| Data records for software interfaces |

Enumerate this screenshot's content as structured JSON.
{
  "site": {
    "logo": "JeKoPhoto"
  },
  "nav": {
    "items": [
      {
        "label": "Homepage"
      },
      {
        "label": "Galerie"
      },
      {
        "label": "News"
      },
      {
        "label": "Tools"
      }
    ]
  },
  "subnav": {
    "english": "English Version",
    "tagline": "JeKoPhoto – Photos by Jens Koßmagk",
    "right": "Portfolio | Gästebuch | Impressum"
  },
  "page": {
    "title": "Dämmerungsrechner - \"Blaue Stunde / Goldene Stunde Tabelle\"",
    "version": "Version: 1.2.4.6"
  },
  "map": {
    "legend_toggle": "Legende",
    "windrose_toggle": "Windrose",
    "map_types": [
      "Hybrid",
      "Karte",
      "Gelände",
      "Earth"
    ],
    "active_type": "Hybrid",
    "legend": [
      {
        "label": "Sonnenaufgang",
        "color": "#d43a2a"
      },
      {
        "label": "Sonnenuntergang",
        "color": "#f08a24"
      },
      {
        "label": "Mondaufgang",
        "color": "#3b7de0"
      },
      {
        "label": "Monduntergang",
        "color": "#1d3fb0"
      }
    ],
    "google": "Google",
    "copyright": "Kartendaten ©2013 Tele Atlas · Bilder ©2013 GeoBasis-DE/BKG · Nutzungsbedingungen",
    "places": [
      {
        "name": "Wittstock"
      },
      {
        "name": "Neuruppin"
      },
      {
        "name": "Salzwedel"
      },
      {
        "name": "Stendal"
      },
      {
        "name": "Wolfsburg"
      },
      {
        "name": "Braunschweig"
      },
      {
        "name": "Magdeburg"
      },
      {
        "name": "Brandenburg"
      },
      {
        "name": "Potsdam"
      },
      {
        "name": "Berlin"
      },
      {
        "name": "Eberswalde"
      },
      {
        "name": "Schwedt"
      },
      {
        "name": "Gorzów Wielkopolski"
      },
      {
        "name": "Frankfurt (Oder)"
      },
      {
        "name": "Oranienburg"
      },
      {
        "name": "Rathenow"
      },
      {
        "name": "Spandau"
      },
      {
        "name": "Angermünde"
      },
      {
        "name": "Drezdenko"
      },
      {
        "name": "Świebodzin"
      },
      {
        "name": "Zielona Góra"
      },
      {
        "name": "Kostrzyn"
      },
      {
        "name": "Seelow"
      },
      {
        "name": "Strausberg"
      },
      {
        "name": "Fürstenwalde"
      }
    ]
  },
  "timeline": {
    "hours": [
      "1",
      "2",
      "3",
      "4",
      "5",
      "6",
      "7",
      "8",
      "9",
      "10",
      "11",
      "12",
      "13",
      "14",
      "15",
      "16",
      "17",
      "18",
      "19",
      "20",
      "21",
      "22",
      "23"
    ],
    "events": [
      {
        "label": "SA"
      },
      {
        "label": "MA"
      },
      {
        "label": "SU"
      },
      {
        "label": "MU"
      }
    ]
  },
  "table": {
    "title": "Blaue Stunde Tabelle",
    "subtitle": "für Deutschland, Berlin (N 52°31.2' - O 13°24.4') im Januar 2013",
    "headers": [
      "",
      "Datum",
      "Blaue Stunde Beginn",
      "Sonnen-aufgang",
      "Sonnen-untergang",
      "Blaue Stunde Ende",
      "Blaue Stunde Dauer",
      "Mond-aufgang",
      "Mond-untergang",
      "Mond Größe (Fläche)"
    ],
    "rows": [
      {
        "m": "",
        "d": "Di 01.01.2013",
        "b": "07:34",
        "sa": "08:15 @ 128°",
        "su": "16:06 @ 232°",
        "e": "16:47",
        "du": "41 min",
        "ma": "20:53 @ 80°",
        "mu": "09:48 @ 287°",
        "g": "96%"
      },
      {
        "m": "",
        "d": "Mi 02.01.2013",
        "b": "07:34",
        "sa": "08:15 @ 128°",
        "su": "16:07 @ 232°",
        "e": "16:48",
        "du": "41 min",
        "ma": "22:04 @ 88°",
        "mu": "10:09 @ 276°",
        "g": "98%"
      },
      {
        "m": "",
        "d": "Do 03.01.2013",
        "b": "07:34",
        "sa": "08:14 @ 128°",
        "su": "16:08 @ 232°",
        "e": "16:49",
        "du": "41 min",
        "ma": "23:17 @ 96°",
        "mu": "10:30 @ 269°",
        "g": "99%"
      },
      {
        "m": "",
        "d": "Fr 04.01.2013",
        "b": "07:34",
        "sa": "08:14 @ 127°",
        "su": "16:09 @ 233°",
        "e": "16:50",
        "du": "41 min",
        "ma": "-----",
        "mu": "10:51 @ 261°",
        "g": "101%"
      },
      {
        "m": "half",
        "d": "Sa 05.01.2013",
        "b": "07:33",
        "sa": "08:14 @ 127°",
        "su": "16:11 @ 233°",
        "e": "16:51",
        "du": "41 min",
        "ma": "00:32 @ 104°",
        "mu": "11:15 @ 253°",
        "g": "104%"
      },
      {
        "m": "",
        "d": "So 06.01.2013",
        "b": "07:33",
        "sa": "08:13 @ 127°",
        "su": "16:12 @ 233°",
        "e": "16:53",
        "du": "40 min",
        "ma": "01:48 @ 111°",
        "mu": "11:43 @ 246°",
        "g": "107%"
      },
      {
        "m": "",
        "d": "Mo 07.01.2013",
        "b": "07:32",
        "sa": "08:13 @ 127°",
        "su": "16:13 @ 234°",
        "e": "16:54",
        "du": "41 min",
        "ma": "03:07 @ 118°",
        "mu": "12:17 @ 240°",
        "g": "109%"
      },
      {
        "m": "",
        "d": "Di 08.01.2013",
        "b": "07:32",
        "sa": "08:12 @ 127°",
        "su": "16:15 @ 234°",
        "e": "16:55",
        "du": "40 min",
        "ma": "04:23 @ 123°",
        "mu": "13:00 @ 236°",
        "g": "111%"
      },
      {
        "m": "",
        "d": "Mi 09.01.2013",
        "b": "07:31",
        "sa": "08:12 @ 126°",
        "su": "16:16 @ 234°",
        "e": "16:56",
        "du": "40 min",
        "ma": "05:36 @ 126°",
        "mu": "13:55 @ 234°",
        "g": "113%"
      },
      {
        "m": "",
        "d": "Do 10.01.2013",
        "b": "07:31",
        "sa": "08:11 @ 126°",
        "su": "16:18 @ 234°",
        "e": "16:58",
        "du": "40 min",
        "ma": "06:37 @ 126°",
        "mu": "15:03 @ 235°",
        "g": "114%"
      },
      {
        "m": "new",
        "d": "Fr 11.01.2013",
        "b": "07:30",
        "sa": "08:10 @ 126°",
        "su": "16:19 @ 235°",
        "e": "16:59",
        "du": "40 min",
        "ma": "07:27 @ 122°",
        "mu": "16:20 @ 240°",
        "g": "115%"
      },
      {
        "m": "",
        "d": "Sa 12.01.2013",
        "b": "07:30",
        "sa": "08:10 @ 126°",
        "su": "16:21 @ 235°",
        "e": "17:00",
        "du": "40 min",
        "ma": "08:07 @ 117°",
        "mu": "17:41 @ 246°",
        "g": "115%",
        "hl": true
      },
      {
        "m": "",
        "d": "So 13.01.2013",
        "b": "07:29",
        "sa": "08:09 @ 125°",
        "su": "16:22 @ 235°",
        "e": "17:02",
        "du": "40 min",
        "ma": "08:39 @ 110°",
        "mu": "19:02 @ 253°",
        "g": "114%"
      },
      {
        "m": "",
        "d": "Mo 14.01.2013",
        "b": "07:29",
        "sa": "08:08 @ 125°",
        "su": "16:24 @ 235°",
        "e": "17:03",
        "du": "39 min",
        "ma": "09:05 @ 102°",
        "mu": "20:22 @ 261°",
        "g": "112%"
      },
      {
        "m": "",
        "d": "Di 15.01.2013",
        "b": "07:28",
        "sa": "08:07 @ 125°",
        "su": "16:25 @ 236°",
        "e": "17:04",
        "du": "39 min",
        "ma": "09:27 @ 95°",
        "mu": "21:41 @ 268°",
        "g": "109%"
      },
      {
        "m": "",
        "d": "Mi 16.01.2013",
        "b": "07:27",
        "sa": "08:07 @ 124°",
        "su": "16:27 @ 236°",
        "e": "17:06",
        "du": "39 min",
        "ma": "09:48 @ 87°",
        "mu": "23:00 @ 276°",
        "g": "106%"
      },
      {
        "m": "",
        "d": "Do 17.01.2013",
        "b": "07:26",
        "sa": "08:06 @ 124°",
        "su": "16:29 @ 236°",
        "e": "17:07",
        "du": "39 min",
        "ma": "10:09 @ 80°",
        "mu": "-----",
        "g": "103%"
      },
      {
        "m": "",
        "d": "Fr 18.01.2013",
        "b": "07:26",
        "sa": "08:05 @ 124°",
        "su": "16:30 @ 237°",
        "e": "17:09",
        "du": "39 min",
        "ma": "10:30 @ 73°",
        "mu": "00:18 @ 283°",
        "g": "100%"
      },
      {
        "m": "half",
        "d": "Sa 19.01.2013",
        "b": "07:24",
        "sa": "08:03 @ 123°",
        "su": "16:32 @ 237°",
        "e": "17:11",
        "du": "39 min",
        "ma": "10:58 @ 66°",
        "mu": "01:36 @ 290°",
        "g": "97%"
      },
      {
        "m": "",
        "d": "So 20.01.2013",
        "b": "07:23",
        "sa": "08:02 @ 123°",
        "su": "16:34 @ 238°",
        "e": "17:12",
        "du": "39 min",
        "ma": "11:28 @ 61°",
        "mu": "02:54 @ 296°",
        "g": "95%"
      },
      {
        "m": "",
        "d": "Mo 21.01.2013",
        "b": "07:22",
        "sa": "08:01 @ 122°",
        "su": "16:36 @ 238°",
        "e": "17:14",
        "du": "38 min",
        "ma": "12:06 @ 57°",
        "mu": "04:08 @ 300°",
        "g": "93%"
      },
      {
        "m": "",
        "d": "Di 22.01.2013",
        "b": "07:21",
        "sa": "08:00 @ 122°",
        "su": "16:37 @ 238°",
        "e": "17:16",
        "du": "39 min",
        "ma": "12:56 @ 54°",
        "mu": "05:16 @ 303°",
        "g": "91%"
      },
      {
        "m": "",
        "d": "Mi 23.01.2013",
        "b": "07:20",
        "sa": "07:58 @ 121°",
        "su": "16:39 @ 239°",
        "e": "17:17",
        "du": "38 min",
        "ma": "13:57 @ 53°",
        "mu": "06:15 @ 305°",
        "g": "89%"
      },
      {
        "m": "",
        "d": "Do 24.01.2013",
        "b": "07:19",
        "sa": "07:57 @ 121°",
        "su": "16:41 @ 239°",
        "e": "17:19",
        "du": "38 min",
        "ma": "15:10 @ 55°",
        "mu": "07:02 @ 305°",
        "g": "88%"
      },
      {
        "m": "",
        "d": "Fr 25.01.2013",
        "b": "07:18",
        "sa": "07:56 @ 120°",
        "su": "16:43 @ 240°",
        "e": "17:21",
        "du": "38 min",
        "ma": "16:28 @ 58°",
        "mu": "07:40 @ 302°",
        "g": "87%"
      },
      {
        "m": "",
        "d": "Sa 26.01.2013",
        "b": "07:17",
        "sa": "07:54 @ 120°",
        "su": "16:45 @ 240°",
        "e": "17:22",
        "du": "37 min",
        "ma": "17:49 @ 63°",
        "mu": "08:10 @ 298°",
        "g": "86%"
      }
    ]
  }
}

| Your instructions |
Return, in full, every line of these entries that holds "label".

| Answer space |
        "label": "Homepage"
        "label": "Galerie"
        "label": "News"
        "label": "Tools"
        "label": "Sonnenaufgang",
        "label": "Sonnenuntergang",
        "label": "Mondaufgang",
        "label": "Monduntergang",
        "label": "SA"
        "label": "MA"
        "label": "SU"
        "label": "MU"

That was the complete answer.